MDU Resources subsidiary purchases interest in Bakken oil and natural gas midstream assets for $66 mln: through its wholly owned subsidiary, Bitter Creek Pipelines, LLC, announced an agreement purchasing a 50 percent undivided interest in Whiting Oil and Gas Corporation's natural gas and oil midstream assets near Belfield, N.D. in the Bakken area. 
Data points: the deal includes --
  • Bitter Creed paid $66 million at closing; responsible for 60% of future CAPEX
  • a newly constructed, state-of-the industry natural as processing plant and gathering system -- inlet processing capacity of 35 million cubic feet per day (35 MMcfd)
  • plans to tie a natural gas residue line into the Williston Basin Interstate Pipeline Company (MDU)
  • plans to build a crude oil gathering and storage terminal; pipeline to the Bridger Pipeline; oil terminal currently under construction; completion expected 3Q12; storage capacity of 20,000 bbls of oil
  • Whiting will continue to operate the facilities
Win-win for all involved, but I think it demonstrates again the huge CAPEX required for these projects.


Jungle art / fingerprint art from the younger granddaughter:

Wind: An Inconvenient Truth ----- Meanwhile, Coal: The "New" Alternative Energy

Two interesting stories on the front page of today's Boston Globe.

The one above the fold: regulators looking at noise impact of slice-and-dicers:
Days after state environmental officials found unacceptable noise levels from wind turbines in Falmouth, they are considering new regulations that would require the state to review potential noise issues before wind turbines are built in Massachusetts. [ Update, May 25, 2013: the citizens voted. The wind turbines in Falmouth will continue to turn for now.]
Wind turbines: not one redeeming feature.


The one below the fold: Massachusetts alternative-energy start-up firm inks $1.25 billion deal with China. Alternative energy? Solar? Wind? No, coal.
A Massachusetts alternative energy start-up finalized a $1.25 billion deal Monday to build a plant in western China to convert coal into synthetic natural gas, an agreement that underscores China’s growing hunger for power and the state’s position as a global center for energy technology. The deal, one of the biggest yet for the state’s alternative energy industry, creates a partnership between GreatPoint Energy, a seven-year-old Cambridge firm with just 30 employees, and China Wanxiang Holdings, an industrial conglomerate.
So, coal is now called "alternative energy." I can't make this stuff up.

Seaway Reversal Completed

Link here.
The reversal will initially provide 150,000 BPD of capacity, which is expected to increase to more than 400,000 BPD in the first quarter of 2013 with additional modifications and increased pumping capabilities.
Modifications have been completed; oil will start to flow this weekend. 
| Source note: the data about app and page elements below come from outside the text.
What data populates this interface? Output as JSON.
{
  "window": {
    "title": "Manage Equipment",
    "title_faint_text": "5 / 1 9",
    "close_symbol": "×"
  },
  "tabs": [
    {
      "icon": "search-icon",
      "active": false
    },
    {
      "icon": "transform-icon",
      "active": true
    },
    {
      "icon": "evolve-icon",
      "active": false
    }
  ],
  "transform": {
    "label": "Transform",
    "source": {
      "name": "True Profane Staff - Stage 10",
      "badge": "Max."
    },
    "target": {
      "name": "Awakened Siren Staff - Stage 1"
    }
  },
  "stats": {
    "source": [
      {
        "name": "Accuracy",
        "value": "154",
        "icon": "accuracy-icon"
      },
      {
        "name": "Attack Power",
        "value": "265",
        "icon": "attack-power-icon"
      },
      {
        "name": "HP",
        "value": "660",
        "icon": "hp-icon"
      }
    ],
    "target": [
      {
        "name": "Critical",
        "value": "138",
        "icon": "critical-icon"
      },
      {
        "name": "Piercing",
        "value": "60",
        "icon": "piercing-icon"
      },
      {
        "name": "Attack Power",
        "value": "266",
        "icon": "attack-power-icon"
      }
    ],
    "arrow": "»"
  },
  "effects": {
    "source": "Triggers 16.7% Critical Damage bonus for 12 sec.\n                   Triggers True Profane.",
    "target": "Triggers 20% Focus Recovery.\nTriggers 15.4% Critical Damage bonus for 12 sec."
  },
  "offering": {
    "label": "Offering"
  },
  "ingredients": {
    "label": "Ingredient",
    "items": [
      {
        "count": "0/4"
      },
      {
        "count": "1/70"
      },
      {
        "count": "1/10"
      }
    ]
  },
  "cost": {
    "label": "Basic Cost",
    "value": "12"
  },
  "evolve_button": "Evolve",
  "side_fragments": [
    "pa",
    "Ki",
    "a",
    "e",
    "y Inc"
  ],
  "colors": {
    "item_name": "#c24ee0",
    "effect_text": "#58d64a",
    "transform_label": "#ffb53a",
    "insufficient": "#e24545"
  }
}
Overbuilding Takeaway Capacity in the Bakken? -- RBN Energy

Link here.

Arguments are presented by folks suggesting takeaway capacity is not being overbuilt in the Bakken.